I used my Horadam colors from Schmincke;
- Blue-green is Cobalt Turquoise <Pg50>
- purple (red tone) is Permanent Carmine <PV19>
- red is scarlet <PR254>
- yellow is Lemon Yellow <PY3>.
It is the same composition as the previous one, but note the differences in the choice of different pigments, close in nuance, but different in behavior.
This proves once again that will be tested and will explore your technique. These combinations are very bright ...
I'll explain triads, tetrads in depth later in another article if there are enough requests to do this work ...
28. Analogous tetrad 1 version Green Blue
Here I retain the Green-> blue version with colors Schmincke Horadam;
- * Green-yellow: May green <PY151 + PG7)
- * Green: Phthalo Green <PG7>
- * Bluish Green Helio Turquoise <PB16>
- * Greenish blue: Cerulean tint <Pw4 + PB15: 3>
29. Analogous Tetrad 2
This analogous tetradic goes from red to blue with new colors from Schmincke.
Here I choose;
- * The scarlet red <PR254>
- * The Magenta <PV42>
- * The Manganese Violet <PV16>
- * Delft Blue (Indanthrene) <PB60>
30. The Lunar Triad
This triad highlights the "Lunar" colors from Daniel Smith.
These colors are very granulating and produce very beautiful flocculation and granulation structures.
A discovery for using it to paint sand, rocks to see beaches ...
This Triad is composed of;
- * Orange burnt original Hematite
- * Lunar Red <PR101>
- * Lunar Blue <PB15 + PBk11>
All triads have been commented.
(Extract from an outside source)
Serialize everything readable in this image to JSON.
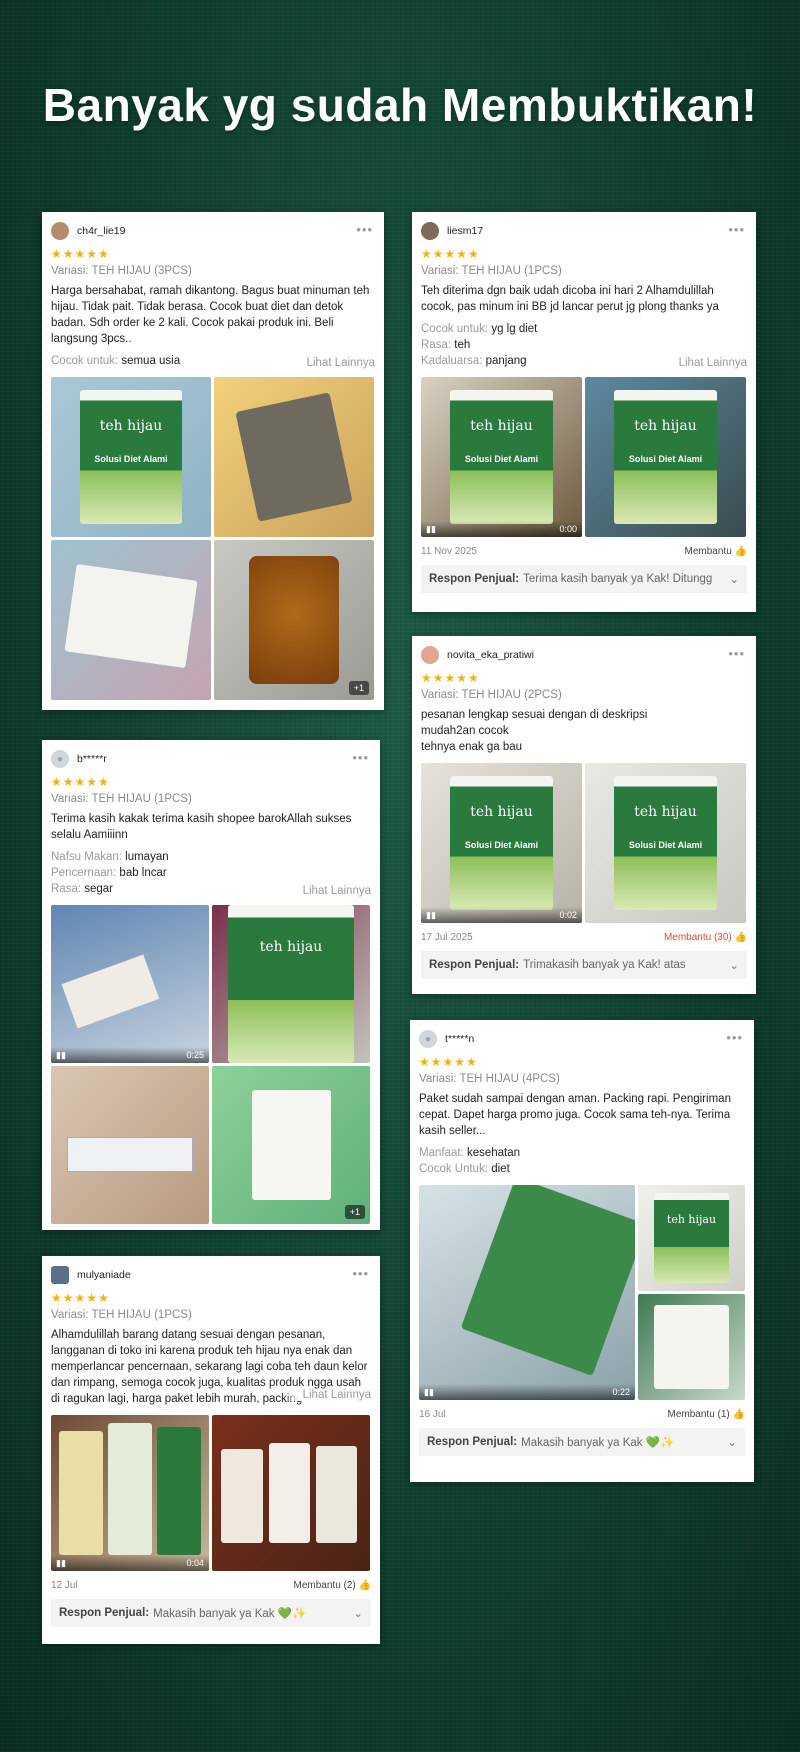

I only have to find the subject I'm going to paint with these mixes.
I look forward to see your comments as I’ll post everyday in June the watercolour painting of the day you on this blog in the section 1 Painting a Day and on my Facebook group page L'Aquarelle de Désiré https://www.facebook.com/groups/188991018226366/ (Private, but make a request and I will approve your membership)
I will post progressively the achievements and if you have proposals to make, do not hesitate to submit them to me ... So I go back to my brushes and good luck to you.